TASK DETAILS: Check each line below for the word "title", and copy those that have it.

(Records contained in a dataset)

********************

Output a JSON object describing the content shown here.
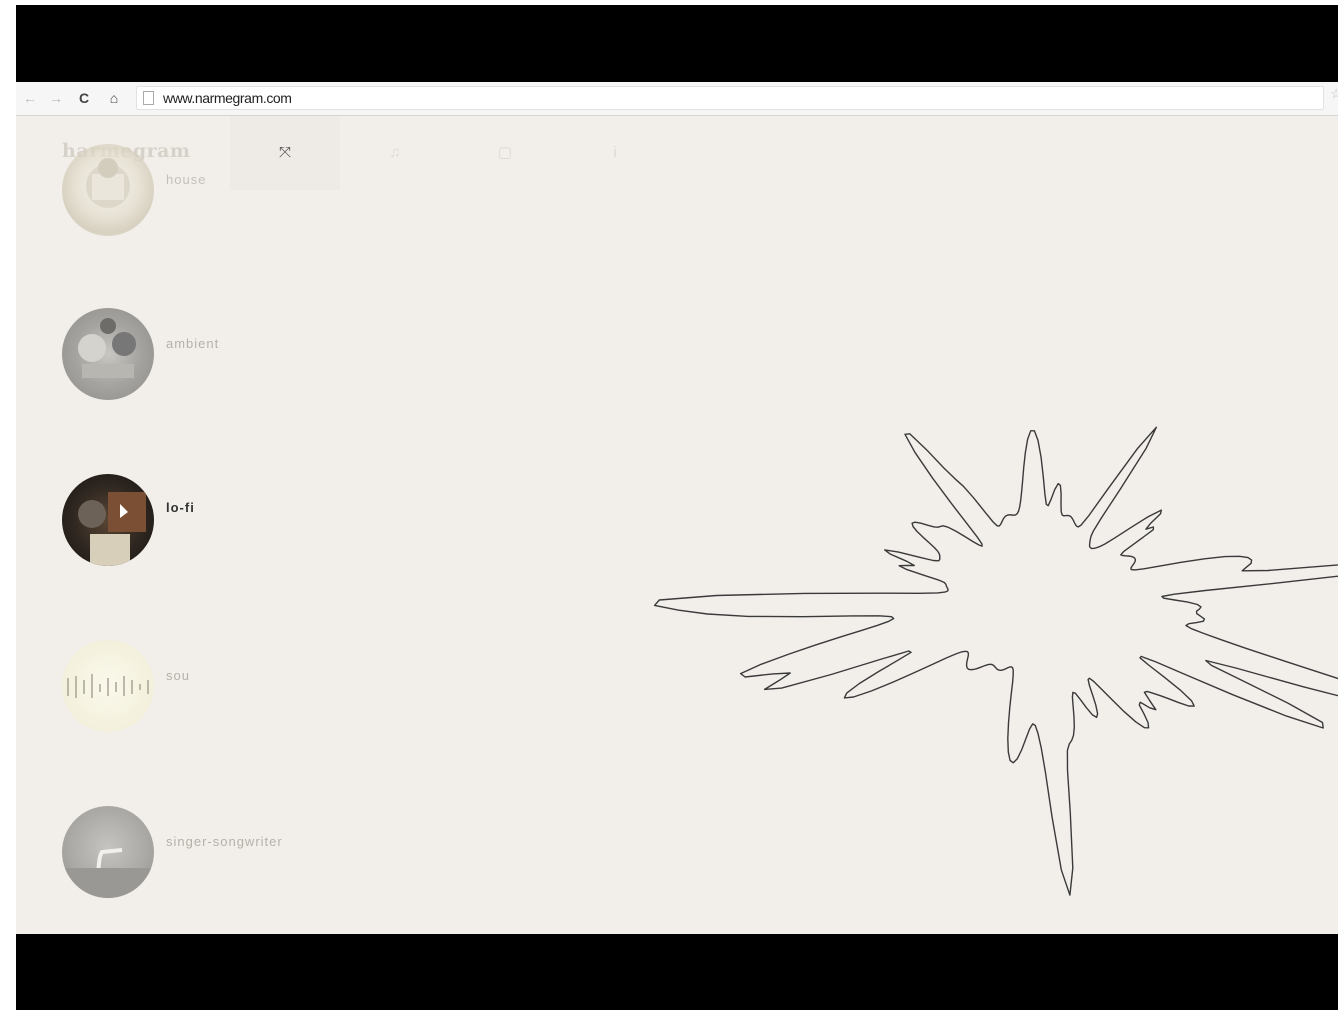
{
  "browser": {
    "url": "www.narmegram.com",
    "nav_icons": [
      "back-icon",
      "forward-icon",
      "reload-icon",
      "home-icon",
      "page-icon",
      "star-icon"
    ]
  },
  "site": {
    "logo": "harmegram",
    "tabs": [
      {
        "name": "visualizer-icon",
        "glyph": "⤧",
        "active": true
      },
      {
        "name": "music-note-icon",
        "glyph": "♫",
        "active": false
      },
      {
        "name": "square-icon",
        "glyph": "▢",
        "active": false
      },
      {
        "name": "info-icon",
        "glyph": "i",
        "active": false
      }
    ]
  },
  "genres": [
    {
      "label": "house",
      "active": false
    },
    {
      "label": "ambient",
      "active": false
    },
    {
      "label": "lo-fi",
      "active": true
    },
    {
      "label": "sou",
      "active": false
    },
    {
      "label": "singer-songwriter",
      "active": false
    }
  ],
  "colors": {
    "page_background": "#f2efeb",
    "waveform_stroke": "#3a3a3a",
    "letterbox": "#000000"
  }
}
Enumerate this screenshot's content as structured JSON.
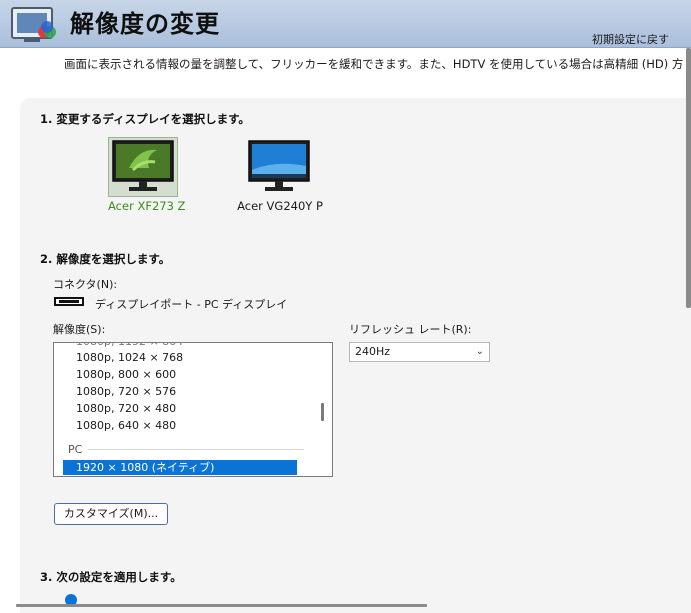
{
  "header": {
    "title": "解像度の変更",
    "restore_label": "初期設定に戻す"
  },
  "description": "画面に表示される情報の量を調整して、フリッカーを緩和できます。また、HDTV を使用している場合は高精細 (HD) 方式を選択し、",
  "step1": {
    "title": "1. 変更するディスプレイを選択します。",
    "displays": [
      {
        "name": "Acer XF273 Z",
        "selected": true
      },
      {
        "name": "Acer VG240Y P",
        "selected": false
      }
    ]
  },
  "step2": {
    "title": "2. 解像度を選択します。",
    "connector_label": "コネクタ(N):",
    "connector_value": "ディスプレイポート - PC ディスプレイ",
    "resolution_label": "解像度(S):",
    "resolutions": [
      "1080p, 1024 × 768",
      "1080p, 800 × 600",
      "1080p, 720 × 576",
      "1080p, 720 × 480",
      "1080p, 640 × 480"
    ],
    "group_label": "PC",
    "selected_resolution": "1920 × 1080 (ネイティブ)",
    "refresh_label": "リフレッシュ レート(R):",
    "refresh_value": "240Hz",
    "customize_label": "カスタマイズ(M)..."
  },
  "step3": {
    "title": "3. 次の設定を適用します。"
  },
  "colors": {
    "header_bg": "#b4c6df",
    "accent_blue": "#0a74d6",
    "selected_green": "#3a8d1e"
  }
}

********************

RESULT OF THE EXERCISE:
    "title": "解像度の変更",
    "title": "1. 変更するディスプレイを選択します。",
    "title": "2. 解像度を選択します。",
    "title": "3. 次の設定を適用します。"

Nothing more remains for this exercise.